Cambodian Ruling Party's Squabbles

Associated Press
April 25, 2000

Phnom Penh - Squabbles among officials in Prime Minister Hun Sen's ruling party have hampered negotiations for United Nations-backed trials of former Khmer Rouge leaders accused of genocide, the leader of the National Assembly said Tuesday.

Problems within the powerful Cambodian People's Party began last week when Hun Sen announced he supported an American-suggested solution to the last obstacle blocking the proposed tribunal, Prince Norodom Ranariddh told reporters.

The proposal - submitted to Hun Sen by U.S. Sen. John Kerry, a Massachusetts Democrat, on the sidelines of a developing-nations summit in Havana, Cuba - attempts to deal with the sensitive issue of indictments. "The prime minister believed that he could accept John Kerry's formula, but after returning home he faced some problems within the CPP," the prince said.

A top adviser to Hun Sen denied the statement by Ranariddh, whose royalist FUNCINPEC party is the junior partner in Cambodia's coalition government. "Maybe Prince Ranariddh thinks he is the president of the Cambodian People's Party," Om Yentieng said. "If he has a comment like this, I think he is wrong."

Ruling party members have acknowledged that some party officials are nervous about a tribunal, which would judge Khmer Rouge leaders for the deaths of an estimated 1.7 million Cambodians during their reign of terror in the late 1970s.

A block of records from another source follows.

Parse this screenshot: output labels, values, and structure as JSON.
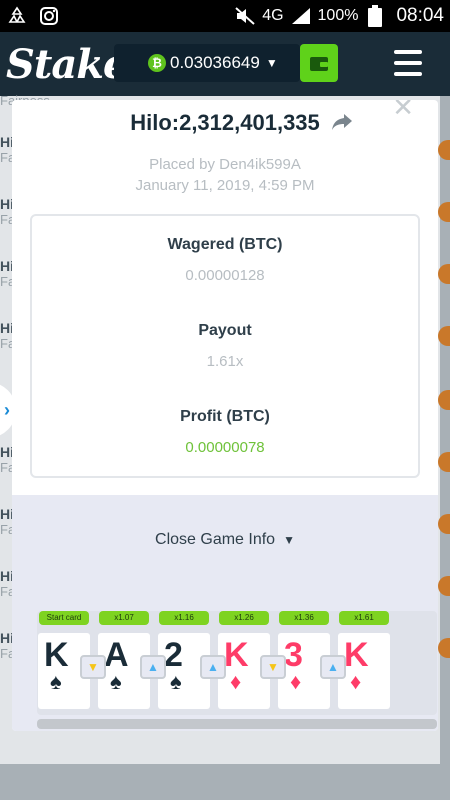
{
  "status_bar": {
    "battery": "100%",
    "time": "08:04",
    "network": "4G"
  },
  "app": {
    "logo": "Stake",
    "balance": "0.03036649",
    "currency_icon": "bitcoin-icon"
  },
  "background": {
    "partial_text": "Fairness",
    "row_heading": "Hi",
    "row_sub": "Fa"
  },
  "modal": {
    "title": "Hilo:2,312,401,335",
    "placed_by": "Placed by Den4ik599A",
    "date": "January 11, 2019, 4:59 PM",
    "stats": [
      {
        "label": "Wagered (BTC)",
        "value": "0.00000128"
      },
      {
        "label": "Payout",
        "value": "1.61x"
      },
      {
        "label": "Profit (BTC)",
        "value": "0.00000078"
      }
    ],
    "close_info_label": "Close Game Info",
    "cards": [
      {
        "mult": "Start card",
        "rank": "K",
        "suit": "♠",
        "color": "black"
      },
      {
        "mult": "x1.07",
        "rank": "A",
        "suit": "♠",
        "color": "black"
      },
      {
        "mult": "x1.16",
        "rank": "2",
        "suit": "♠",
        "color": "black"
      },
      {
        "mult": "x1.26",
        "rank": "K",
        "suit": "♦",
        "color": "red"
      },
      {
        "mult": "x1.36",
        "rank": "3",
        "suit": "♦",
        "color": "red"
      },
      {
        "mult": "x1.61",
        "rank": "K",
        "suit": "♦",
        "color": "red"
      }
    ],
    "guesses": [
      "down",
      "up",
      "up",
      "down",
      "up"
    ]
  }
}
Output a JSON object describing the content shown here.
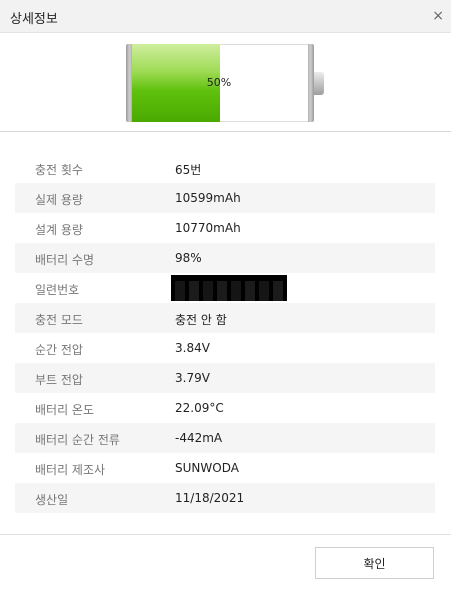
{
  "window": {
    "title": "상세정보",
    "close_symbol": "×"
  },
  "battery": {
    "percent_label": "50%",
    "level_fraction": 0.5,
    "fill_color": "#5fc10d"
  },
  "details": [
    {
      "label": "충전 횟수",
      "value": "65번"
    },
    {
      "label": "실제 용량",
      "value": "10599mAh"
    },
    {
      "label": "설계 용량",
      "value": "10770mAh"
    },
    {
      "label": "배터리 수명",
      "value": "98%"
    },
    {
      "label": "일련번호",
      "value": ""
    },
    {
      "label": "충전 모드",
      "value": "충전 안 함"
    },
    {
      "label": "순간 전압",
      "value": "3.84V"
    },
    {
      "label": "부트 전압",
      "value": "3.79V"
    },
    {
      "label": "배터리 온도",
      "value": "22.09°C"
    },
    {
      "label": "배터리 순간 전류",
      "value": "-442mA"
    },
    {
      "label": "배터리 제조사",
      "value": "SUNWODA"
    },
    {
      "label": "생산일",
      "value": "11/18/2021"
    }
  ],
  "footer": {
    "confirm_label": "확인"
  }
}
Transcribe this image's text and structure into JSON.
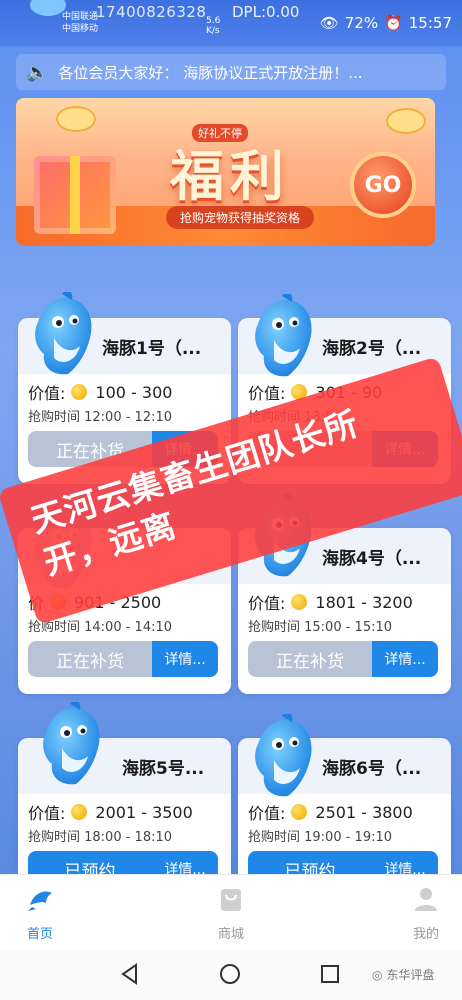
{
  "status_bar": {
    "carrier1": "中国联通",
    "carrier2": "中国移动",
    "phone": "17400826328",
    "dpl": "DPL:0.00",
    "speed_value": "5.6",
    "speed_unit": "K/s",
    "battery": "72%",
    "time": "15:57"
  },
  "notice": {
    "text": "各位会员大家好：  海豚协议正式开放注册！..."
  },
  "banner": {
    "tag": "好礼不停",
    "main": "福利",
    "sub": "抢购宠物获得抽奖资格",
    "go": "GO"
  },
  "cards": [
    {
      "title": "海豚1号（...",
      "price_label": "价值:",
      "price": "100 - 300",
      "time": "抢购时间 12:00 - 12:10",
      "action": "正在补货",
      "detail": "详情..."
    },
    {
      "title": "海豚2号（...",
      "price_label": "价值:",
      "price": "301 - 90",
      "time": "抢购时间 13:0",
      "action": "",
      "detail": "详情..."
    },
    {
      "title": "",
      "price_label": "价",
      "price": "901 - 2500",
      "time": "抢购时间 14:00 - 14:10",
      "action": "正在补货",
      "detail": "详情..."
    },
    {
      "title": "海豚4号（...",
      "price_label": "价值:",
      "price": "1801 - 3200",
      "time": "抢购时间 15:00 - 15:10",
      "action": "正在补货",
      "detail": "详情..."
    },
    {
      "title": "海豚5号...",
      "price_label": "价值:",
      "price": "2001 - 3500",
      "time": "抢购时间 18:00 - 18:10",
      "action": "已预约",
      "detail": "详情..."
    },
    {
      "title": "海豚6号（...",
      "price_label": "价值:",
      "price": "2501 - 3800",
      "time": "抢购时间 19:00 - 19:10",
      "action": "已预约",
      "detail": "详情..."
    }
  ],
  "stamp": {
    "line1": "天河云集畜生团队长所",
    "line2": "开，远离"
  },
  "tabbar": {
    "home": "首页",
    "mall": "商城",
    "mine": "我的"
  },
  "watermark": "东华评盘",
  "colors": {
    "accent": "#1f87e8",
    "stamp": "#ff3c3c",
    "disabled_button": "#b8c4d6"
  }
}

Several senior CPP officials - including Hun Sen himself - were Khmer Rouge during the radical communists' brutal rule. Historians say there is no known evidence linking Hun Sen to Khmer Rouge atrocities, but the fate of older ruling party members remains unclear.

The chief Cambodian negotiator on the tribunal, Sok An, met ruling party lawmakers last week to discuss the U.S. proposal, which would let a U.N.-appointed prosecutor issue an independent indictment unless Cambodian and foreign judges together strike it down.

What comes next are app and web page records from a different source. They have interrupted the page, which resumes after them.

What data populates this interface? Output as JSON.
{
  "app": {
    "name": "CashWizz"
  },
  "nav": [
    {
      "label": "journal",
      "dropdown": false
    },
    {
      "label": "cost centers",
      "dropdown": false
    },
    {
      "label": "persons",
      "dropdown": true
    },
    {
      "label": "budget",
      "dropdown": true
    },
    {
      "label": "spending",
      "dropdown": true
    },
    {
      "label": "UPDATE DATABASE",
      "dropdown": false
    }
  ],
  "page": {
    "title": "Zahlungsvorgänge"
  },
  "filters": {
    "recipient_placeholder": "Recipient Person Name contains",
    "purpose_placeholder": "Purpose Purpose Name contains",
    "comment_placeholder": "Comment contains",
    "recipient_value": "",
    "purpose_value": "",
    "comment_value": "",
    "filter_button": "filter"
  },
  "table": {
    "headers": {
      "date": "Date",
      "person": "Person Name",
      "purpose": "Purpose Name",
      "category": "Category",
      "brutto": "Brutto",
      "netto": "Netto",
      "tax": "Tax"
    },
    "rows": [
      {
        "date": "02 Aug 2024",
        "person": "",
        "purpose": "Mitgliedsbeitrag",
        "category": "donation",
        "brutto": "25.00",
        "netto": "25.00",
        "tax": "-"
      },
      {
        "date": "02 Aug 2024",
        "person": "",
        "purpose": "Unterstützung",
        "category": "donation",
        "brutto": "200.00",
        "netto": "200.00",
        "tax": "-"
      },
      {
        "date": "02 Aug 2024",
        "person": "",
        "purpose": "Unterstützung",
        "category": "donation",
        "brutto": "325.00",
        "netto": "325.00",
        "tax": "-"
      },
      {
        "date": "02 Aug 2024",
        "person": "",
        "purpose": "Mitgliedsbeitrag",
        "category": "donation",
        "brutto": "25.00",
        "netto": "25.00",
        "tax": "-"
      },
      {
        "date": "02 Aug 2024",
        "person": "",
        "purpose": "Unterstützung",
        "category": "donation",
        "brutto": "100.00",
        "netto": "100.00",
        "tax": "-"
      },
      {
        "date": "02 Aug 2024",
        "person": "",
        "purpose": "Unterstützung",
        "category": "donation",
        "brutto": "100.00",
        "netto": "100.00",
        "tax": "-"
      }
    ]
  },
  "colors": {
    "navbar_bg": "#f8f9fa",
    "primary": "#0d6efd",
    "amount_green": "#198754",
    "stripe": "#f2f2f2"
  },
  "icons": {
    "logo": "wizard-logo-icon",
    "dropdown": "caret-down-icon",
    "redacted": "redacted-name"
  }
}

Cambodia has demanded that indictments be issued jointly by co-prosecutors - one Cambodian, one foreign - but the United Nations wants to ensure that Cambodia does not wield veto power over who will face trial.

More Information on Cambodia